It is my conviction that, with the spread of true scientific culture, whatever may be the medium, historical, philological, philosophical, or physical, through which that culture is conveyed, and with its necessary concomitant, a constant elevation of the standard of veracity, the end of the evolution of theology will be like its beginning-it will cease to have any relation to ethics. I suppose that, so long as the human mind exists, it will not escape its deep-seated instinct to personify its intellectual conceptions. The science of the present day is as full of this particular form of intellectual shadow-worship as is the nescience of ignorant ages. The difference is that the philosopher who is worthy of the name knows that his personified hypotheses, such as law, and force, and ether, and the like, are merely useful symbols, while the ignorant and the careless take them for adequate expressions of reality. So, it may be, that the majority of mankind may find the practice of morality made easier by the use of theological symbols. And unless these are converted from symbols into idols, I do not see that science has anything to say to the practice, except to give an occasional warning of its dangers. But, when such symbols are dealt with as real existences, I think the highest duty which is laid upon men of science is to show that these dogmatic idols have no greater value than the fabrications of men's hands, the stocks and the stones, which they have replaced.
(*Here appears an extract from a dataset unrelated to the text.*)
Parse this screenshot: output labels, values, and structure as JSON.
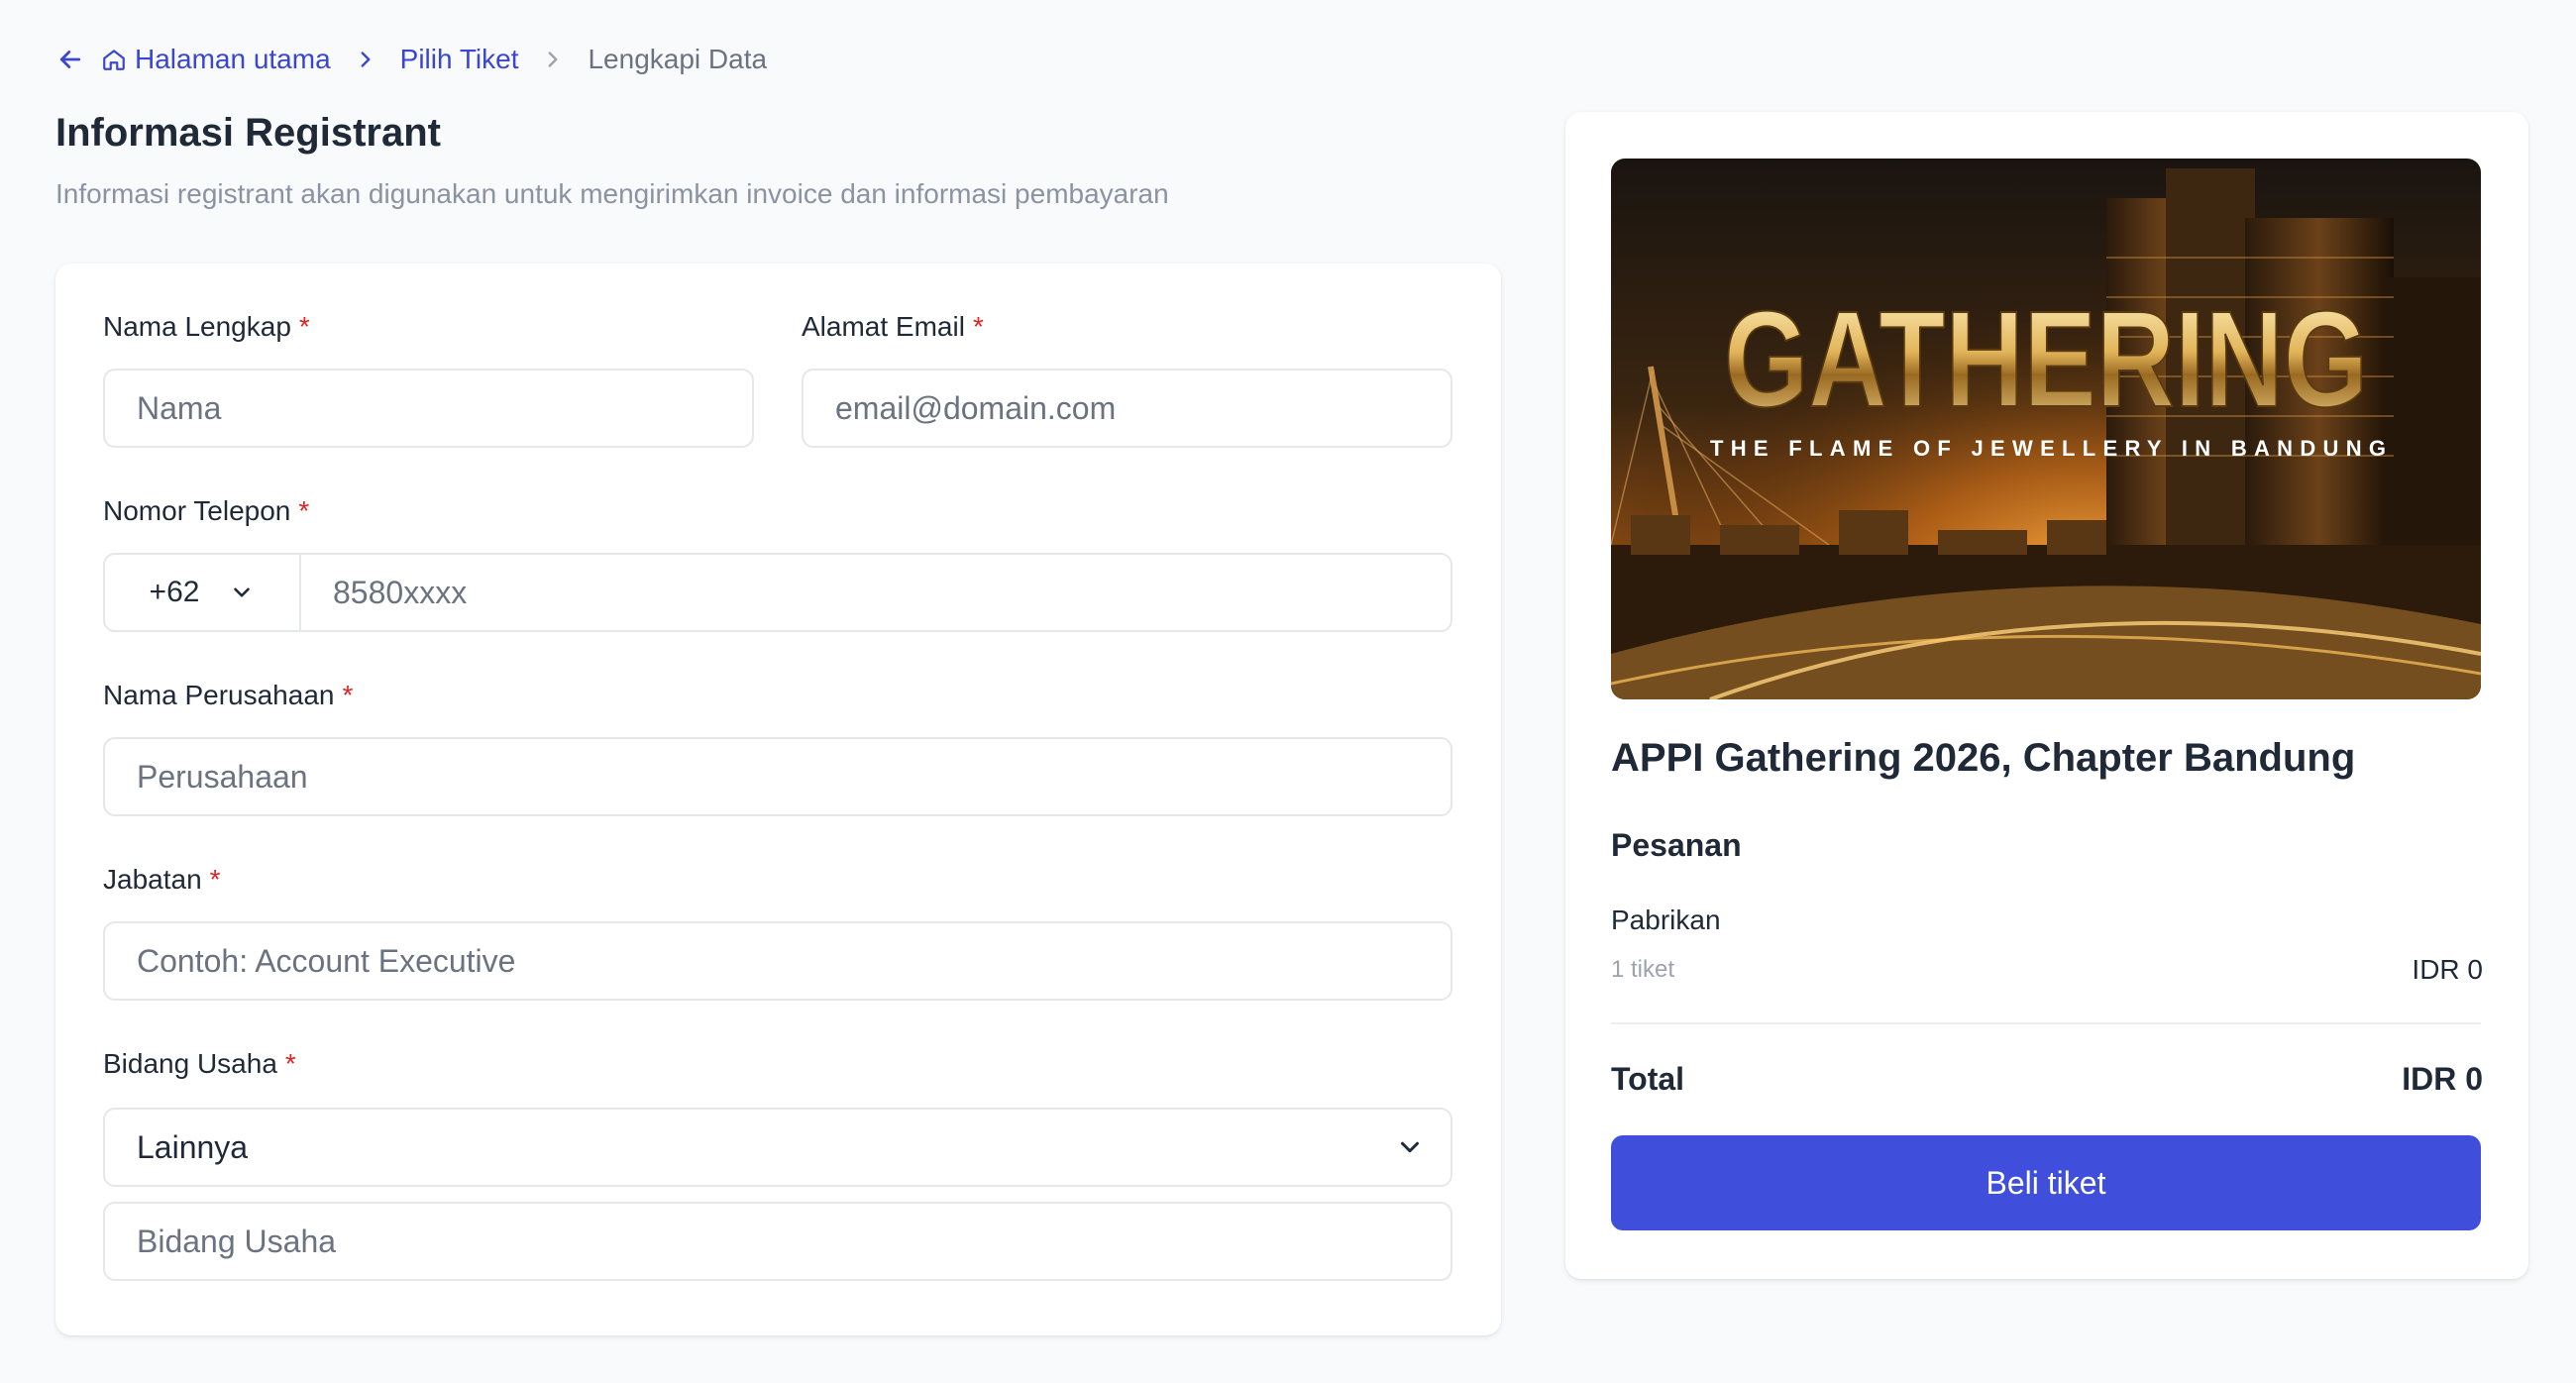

Thomas Henry Huxley
In the Christian tradition, there is a very decisive problem in distinguishing between the senses of the terms "Jesus" and "Christ." "Jesus" refers to a historical character; "Christ" refers to an eternal principle, the Son of God: the second person of the blessed Trinity, which exists before and after all the ages and is, therefore, not historical. The sense of our tradition is that the historical character Jesus is or was the Incarnation on earth of that second person of the blessed Trinity. Now, the main point that would distinguish our tradition in this respect from (let us say) Hinduism or Buddhism is that we would say that this Incarnation was unique. That has had a special force in our tradition. Yet the main point of the Christian religion is not, certainly, that the Incarnation was unique in the case of Jesus Christ, but rather that this miracle-the eternal principle of Christ's birth, life, and death-should have some effect on the individual human spirit. There is a wonderful line from the German mystic Angelus Silesius: "Of what use, Gabriel, your message to Marie / Unless you can now bring the same message to me?"19 Likewise, the great mystic Meister Eckhart states, "It is of more worth to God that Christ should be born in the virgin soul than that Jesus should have been born in Bethlehem."20 This point is tremendously important. Many of the images-which in our religion are dogmatically affirmed as having had historical reality-are very difficult today to interpret in historical terms. For example, the Assumption of the Virgin or the ascension of Jesus to heaven both lead us to a problem: where is heaven? Somewhere up in the sky? Our contemporary cosmology does not permit us to entertain that thought very seriously. We have a collision between these articles of faith and the historical and physical sciences, which we have to admit are ruling our lives, giving us everything that we live by from day to day. This collision has destroyed people's belief in these symbolic forms; they are rejected as untrue.21 Now, since the primary truth is not the historical but the spiritual reference of these symbols, the fact that historical evidence refuts these myths on the level of objective reality should not relieve us of the symbols. These symbols stem from the psyche; they speak from and to the spirit. And they are in fact the vehicles of communication between the deeper depths of our spiritual life and this relatively thin layer of consciousness by which we govern our daylight existences.

Joseph Campbell